"Earth to Echo" aims squarely at its preteen target audience; unfortunately, the film also feels like it was written by someone in that age group.
No, I take that back - it's an insult to 12 year olds.
"Echo" is a sort of "E.T." wannabe for the 21st century, with three middle-school students working to enjoy their final night together when everyone in their prefab community is ordered to move (superhighway coming through!).
Shown from left in a scene from “Earth to Echo” are Reese Hartwig, Ella Wahlestedt, Astro and Teo Halm.
Their evening gets a jump-start when they discover a tiny, robotic alien who has crash-landed and, as usual, needs to rebuild his spaceship; meanwhile, the usual amorphous government workers pursue the usual harmless visitor with the usual brainless malice (see "Starman," "E.T.," "Iron Giant," etc.).
I'm willing to spot a film like this some preposterousness, but as Echo leads the children from place to place, attempting to reconstruct a "key" to his vessel, I was often unable to figure out what was happening - because so little of it made sense.
One huge problem: If the lovable alien could fly 100 million light-years, understand English and find all necessary parts in such places as a barn, an arcade and a girl's bedroom, then I don't understand why he would need help from hyperactive preteens.
Another absurdity is the way the three pals (together with an appealing female friend who joins them) are constantly able to escape adult pursuit by the simple expedient of running.

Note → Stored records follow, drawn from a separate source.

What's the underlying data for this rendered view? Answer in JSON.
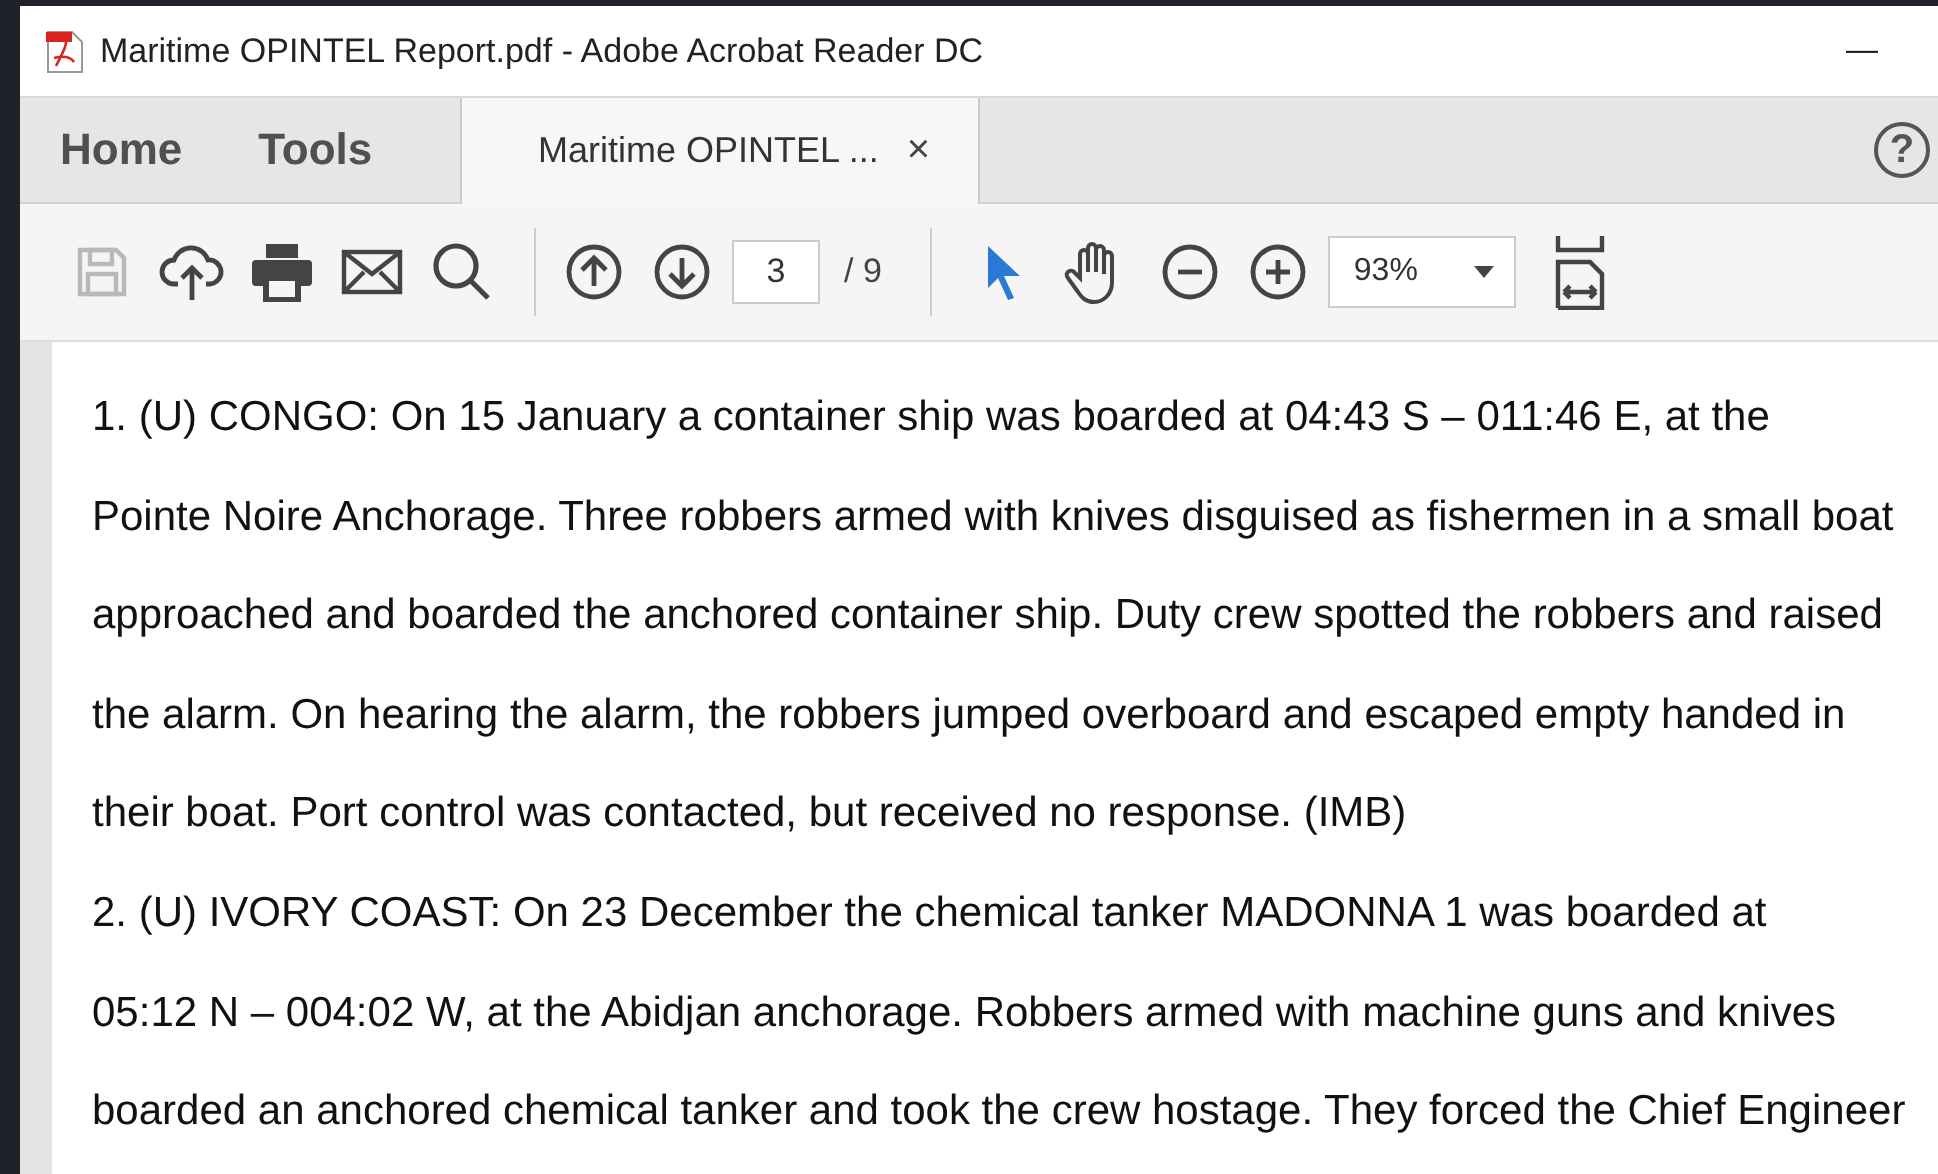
{
  "window": {
    "title": "Maritime OPINTEL Report.pdf - Adobe Acrobat Reader DC",
    "minimize": "—"
  },
  "nav": [
    {
      "label": "Home",
      "selected": false
    },
    {
      "label": "Tools",
      "selected": false
    }
  ],
  "doc_tab": {
    "label": "Maritime OPINTEL ...",
    "close": "×",
    "selected": true
  },
  "help": "?",
  "toolbar": {
    "tools": [
      {
        "kind": "save",
        "disabled": true
      },
      {
        "kind": "upload",
        "disabled": false
      },
      {
        "kind": "print",
        "disabled": false
      },
      {
        "kind": "mail",
        "disabled": false
      },
      {
        "kind": "search",
        "disabled": false
      }
    ],
    "page": {
      "value": "3",
      "total": "/ 9"
    },
    "pointers": [
      {
        "kind": "select",
        "selected": true
      },
      {
        "kind": "hand",
        "selected": false
      }
    ],
    "zoom": "93%"
  },
  "paragraphs": [
    [
      "1. (U) CONGO: On 15 January a container ship was boarded at 04:43 S – 011:46 E, at the",
      "Pointe Noire Anchorage. Three robbers armed with knives disguised as fishermen in a small boat",
      "approached and boarded the anchored container ship. Duty crew spotted the robbers and raised",
      "the alarm. On hearing the alarm, the robbers jumped overboard and escaped empty handed in",
      "their boat. Port control was contacted, but received no response. (IMB)"
    ],
    [
      "2. (U) IVORY COAST: On 23 December the chemical tanker MADONNA 1 was boarded at",
      "05:12 N – 004:02 W, at the Abidjan anchorage. Robbers armed with machine guns and knives",
      "boarded an anchored chemical tanker and took the crew hostage. They forced the Chief Engineer"
    ]
  ]
}
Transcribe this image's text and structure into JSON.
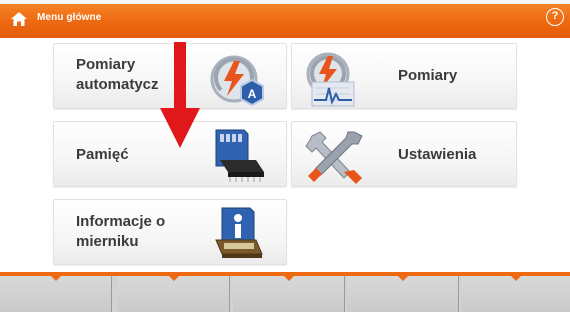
{
  "header": {
    "title": "Menu główne",
    "help_glyph": "?",
    "accent_color": "#ee6a12"
  },
  "tiles": [
    {
      "label": "Pomiary\nautomatycz",
      "icon": "auto-measurement-icon"
    },
    {
      "label": "Pomiary",
      "icon": "measurement-icon"
    },
    {
      "label": "Pamięć",
      "icon": "memory-chip-icon"
    },
    {
      "label": "Ustawienia",
      "icon": "settings-tools-icon"
    },
    {
      "label": "Informacje o\nmierniku",
      "icon": "meter-info-icon"
    }
  ],
  "softkeys": [
    {
      "label": ""
    },
    {
      "label": ""
    },
    {
      "label": ""
    },
    {
      "label": ""
    },
    {
      "label": ""
    }
  ],
  "overlay": {
    "icon": "red-down-arrow-icon",
    "color": "#e0181b"
  }
}
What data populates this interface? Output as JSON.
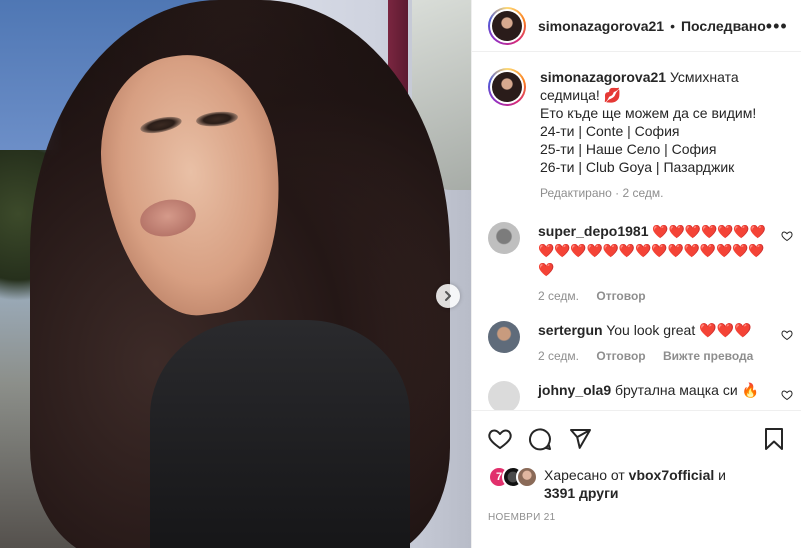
{
  "post": {
    "next_button": "›"
  },
  "header": {
    "username": "simonazagorova21",
    "separator": "•",
    "follow_status": "Последвано",
    "more": "•••"
  },
  "caption": {
    "username": "simonazagorova21",
    "lines": [
      "Усмихната седмица! 💋",
      "Ето къде ще можем да се видим!",
      "24-ти | Conte | София",
      "25-ти | Наше Село | София",
      "26-ти | Club Goya | Пазарджик"
    ],
    "edited": "Редактирано",
    "time": "2 седм."
  },
  "comments": [
    {
      "username": "super_depo1981",
      "text": "❤️❤️❤️❤️❤️❤️❤️❤️❤️❤️❤️❤️❤️❤️❤️❤️❤️❤️❤️❤️❤️❤️",
      "time": "2 седм.",
      "reply": "Отговор"
    },
    {
      "username": "sertergun",
      "text": "You look great ❤️❤️❤️",
      "time": "2 седм.",
      "reply": "Отговор",
      "translate": "Вижте превода"
    },
    {
      "username": "johny_ola9",
      "text": "брутална мацка си 🔥"
    }
  ],
  "actions": {
    "like_icon": "heart-outline-icon",
    "comment_icon": "comment-icon",
    "share_icon": "paper-plane-icon",
    "save_icon": "bookmark-icon"
  },
  "likes": {
    "badge": "7",
    "prefix": "Харесано от",
    "user": "vbox7official",
    "joiner": "и",
    "others": "3391 други"
  },
  "date": "НОЕМВРИ 21",
  "colors": {
    "accent_red": "#ed2b3b",
    "meta_gray": "#8e8e8e",
    "text": "#262626"
  }
}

Or riding bikes. Really fast, I guess.
Instead of coherent plotting, "Echo" is more interested in playing up its preadolescent milieu of jolly wisecracks, friendship above all, awkwardness around girls and mastery of technology (the entire film purports to be footage from the boys' cameras and phones).
After about 40 minutes of repeatedly thinking "But wait!", I finally gave up, trying instead to be content with "Echo's" decent performances and upbeat outlook.
Indeed these are its sole redeeming values; while all the teen actors come across as genuine and likable, Reese Hartwig is especially strong as Munch, and so is Ella Wahlestedt as Emma, who proves vital to the boys' quest; she's refreshingly "ungirly" - though I felt she acquiesced too quickly to the devastation of her tidy bedroom.
And even though I've insulted the film's preadolescent mindset, that also helps sustain interest - the "we'll-never-die" fortitude that finally enables their success.
Which then elicits the following moral, pronounced upon their separation: "Distance is just a state of mind; if you're best friends, then you always will be, no matter where you are in the universe."
Sigh. How I wish this were as true as it sounds.
Like much else here, it will nonetheless resonate with its target audience; for those who prefer more realistic preteen capers, Stick with "Stand by Me."
3 stars out of 4
Rated PG for some action and peril, and mild language.